Egypt’s Prime Minister Mostafa Madbouly examined a report from the Harvard Institute for International Development which anticipates that the Egyptian economy will grow by an average of 6.8 percent per year until 2027, as one of the fastest growing economies worldwide.
The report stated that these growth projections are based on the Economic Complexity measure, which captures the diversity and sophistication of the productive capabilities embedded within the exports of each country.
What unites Egypt, China and Vietnam as some of the fastest-growing countries in the projection isn’t because they share a similar education level, geographic region, religion, or any measure of institutional quality, but because each country has a more sophisticated range of specialized knowledge than expected for its income, thereby driving diversification and growth.

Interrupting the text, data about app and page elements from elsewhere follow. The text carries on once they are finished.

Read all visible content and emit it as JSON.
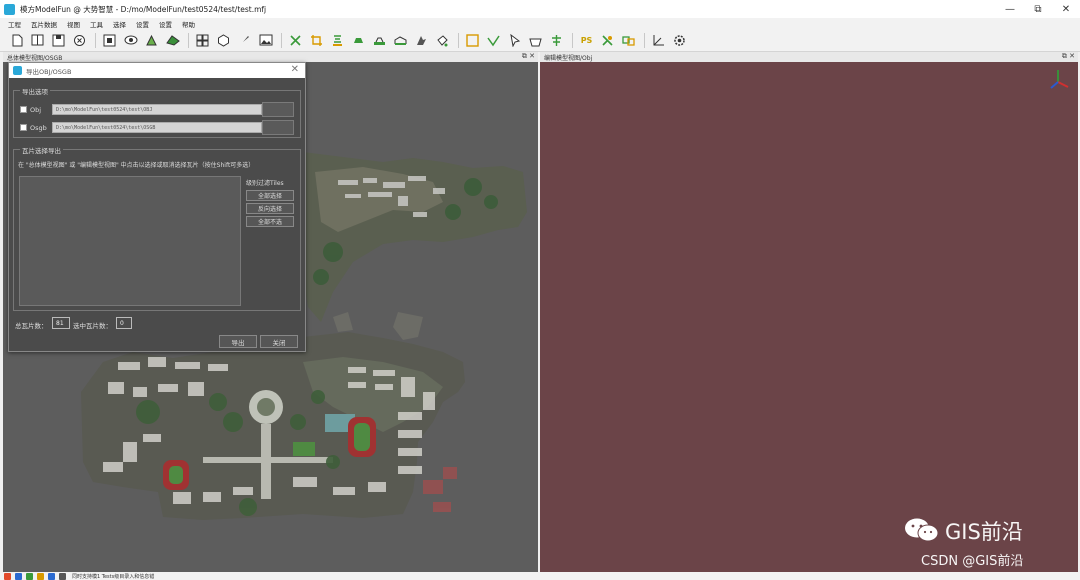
{
  "window": {
    "title": "模方ModelFun @ 大势智慧 - D:/mo/ModelFun/test0524/test/test.mfj",
    "controls": {
      "minimize": "—",
      "restore": "⧉",
      "close": "✕"
    }
  },
  "menu": [
    "工程",
    "瓦片数据",
    "视图",
    "工具",
    "选择",
    "设置",
    "设置",
    "帮助"
  ],
  "toolbar_icons": [
    "new-file-icon",
    "open-icon",
    "save-icon",
    "close-circle-icon",
    "select-box-icon",
    "eye-icon",
    "model-icon",
    "mesh-icon",
    "grid-icon",
    "cube-icon",
    "brush-icon",
    "image-icon",
    "cut-icon",
    "crop-icon",
    "texture-icon",
    "fill-icon",
    "flatten-icon",
    "bridge-icon",
    "repair-icon",
    "paint-bucket-icon",
    "frame-icon",
    "check-icon",
    "pointer-icon",
    "basket-icon",
    "align-icon",
    "ps-icon",
    "green-tool-icon",
    "link-icon",
    "axis-icon",
    "settings-icon"
  ],
  "panels": {
    "left_title": "总体模型视图/OSGB",
    "right_title": "编辑模型视图/Obj",
    "panel_controls": "⧉ ✕"
  },
  "dialog": {
    "title": "导出OBJ/OSGB",
    "close": "✕",
    "export_group": "导出选项",
    "obj": {
      "label": "Obj",
      "path": "D:\\mo\\ModelFun\\test0524\\test\\OBJ"
    },
    "osgb": {
      "label": "Osgb",
      "path": "D:\\mo\\ModelFun\\test0524\\test\\OSGB"
    },
    "tile_group": "瓦片选择导出",
    "hint": "在 \"总体模型视图\" 或 \"编辑模型视图\" 中点击以选择或取消选择瓦片（按住Shift可多选）",
    "side_label": "级别过滤Tiles",
    "select_all": "全部选择",
    "invert": "反向选择",
    "select_none": "全部不选",
    "total_label": "总瓦片数：",
    "total_value": "81",
    "selected_label": "选中瓦片数：",
    "selected_value": "0",
    "export_btn": "导出",
    "close_btn": "关闭"
  },
  "watermark": {
    "brand": "GIS前沿",
    "sub": "CSDN @GIS前沿"
  },
  "taskbar": {
    "text": "同时支持模1 Tests级目录入和信息错"
  },
  "colors": {
    "left_view_bg": "#5d5d5d",
    "right_view_bg": "#6b4448",
    "dialog_bg": "#4b4b4b",
    "accent": "#2aa8d8"
  }
}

Egypt came in the 68th rank in the Economic Complexity Index after the Egyptian government managed to diversify exports, the Report said, adding that Egypt can utilize several opportunities to diversify its production using its current knowledge.

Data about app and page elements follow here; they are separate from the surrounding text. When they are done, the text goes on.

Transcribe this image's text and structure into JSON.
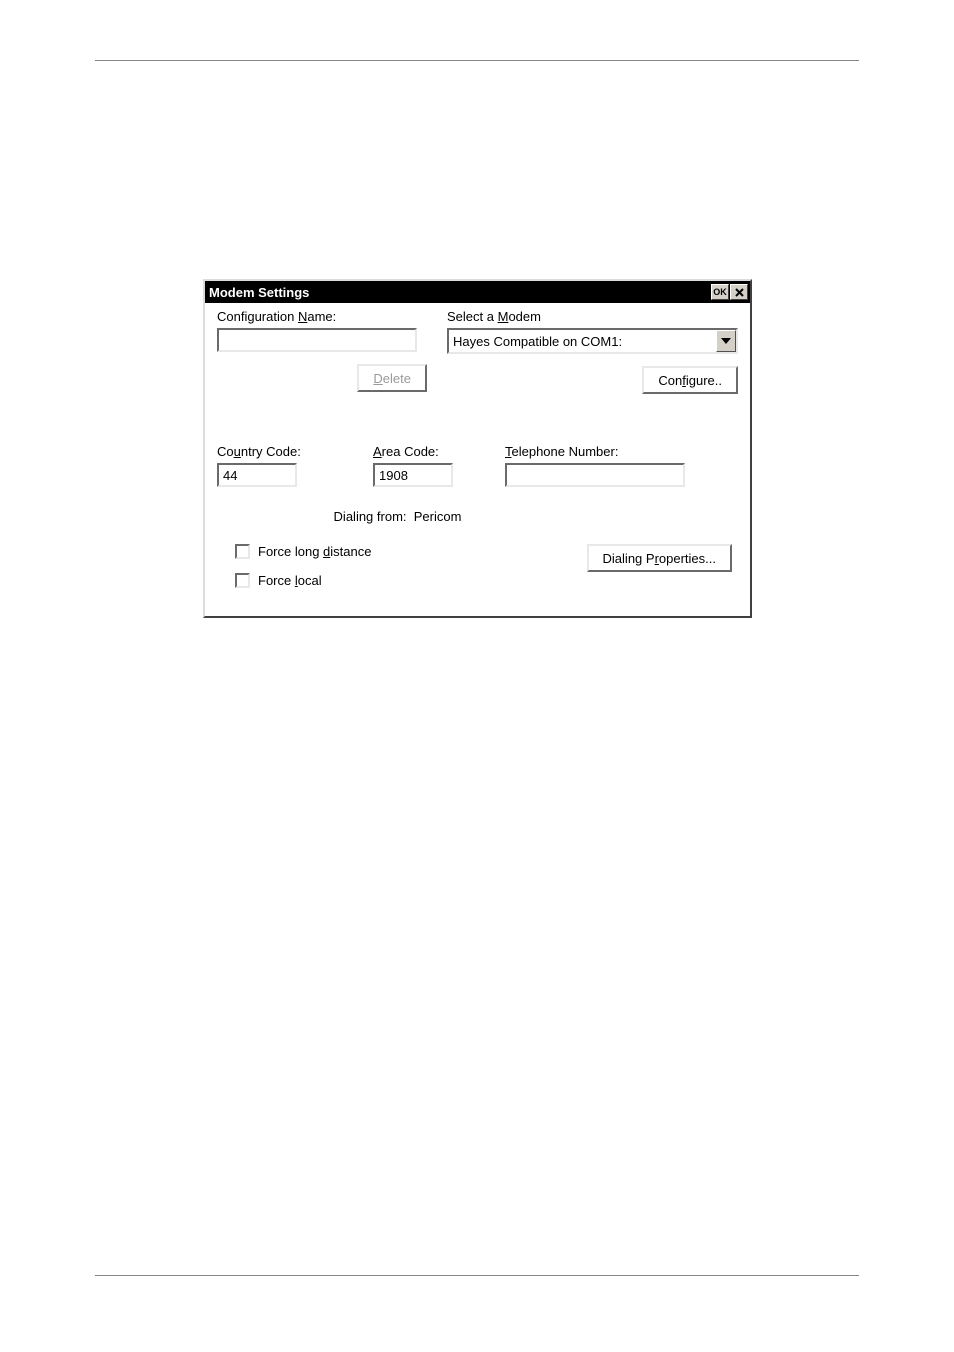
{
  "dialog": {
    "title": "Modem Settings",
    "config_name_label_pre": "Configuration ",
    "config_name_label_u": "N",
    "config_name_label_post": "ame:",
    "config_name_value": "",
    "select_modem_label_pre": "Select a ",
    "select_modem_label_u": "M",
    "select_modem_label_post": "odem",
    "modem_value": "Hayes Compatible on COM1:",
    "delete_label_u": "D",
    "delete_label_post": "elete",
    "configure_label_pre": "Con",
    "configure_label_u": "f",
    "configure_label_post": "igure..",
    "country_label_pre": "Co",
    "country_label_u": "u",
    "country_label_post": "ntry Code:",
    "country_value": "44",
    "area_label_u": "A",
    "area_label_post": "rea Code:",
    "area_value": "1908",
    "tel_label_u": "T",
    "tel_label_post": "elephone Number:",
    "tel_value": "",
    "dialing_from_label": "Dialing from:",
    "dialing_from_value": "Pericom",
    "force_ld_pre": "Force long ",
    "force_ld_u": "d",
    "force_ld_post": "istance",
    "force_local_pre": "Force ",
    "force_local_u": "l",
    "force_local_post": "ocal",
    "dial_props_pre": "Dialing P",
    "dial_props_u": "r",
    "dial_props_post": "operties..."
  }
}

The Harvard Center for International Development forecasted in 2018 that Egypt would be the third country to achieve growth rates reaching 6.63 percent by 2026 in North Africa and globally, according to International growth projections.
Egypt came after India, which ranked first with a growth rate of 7.89 percent and Uganda, coming in second place in Africa with a growth of 7.46 percent.
Myanmar, China, and Vietnam top the list of the fastest-growing economies to 2027, all expected to grow by at least six percent annually, the report added.
Edited translation from Al-Masry Al-Youm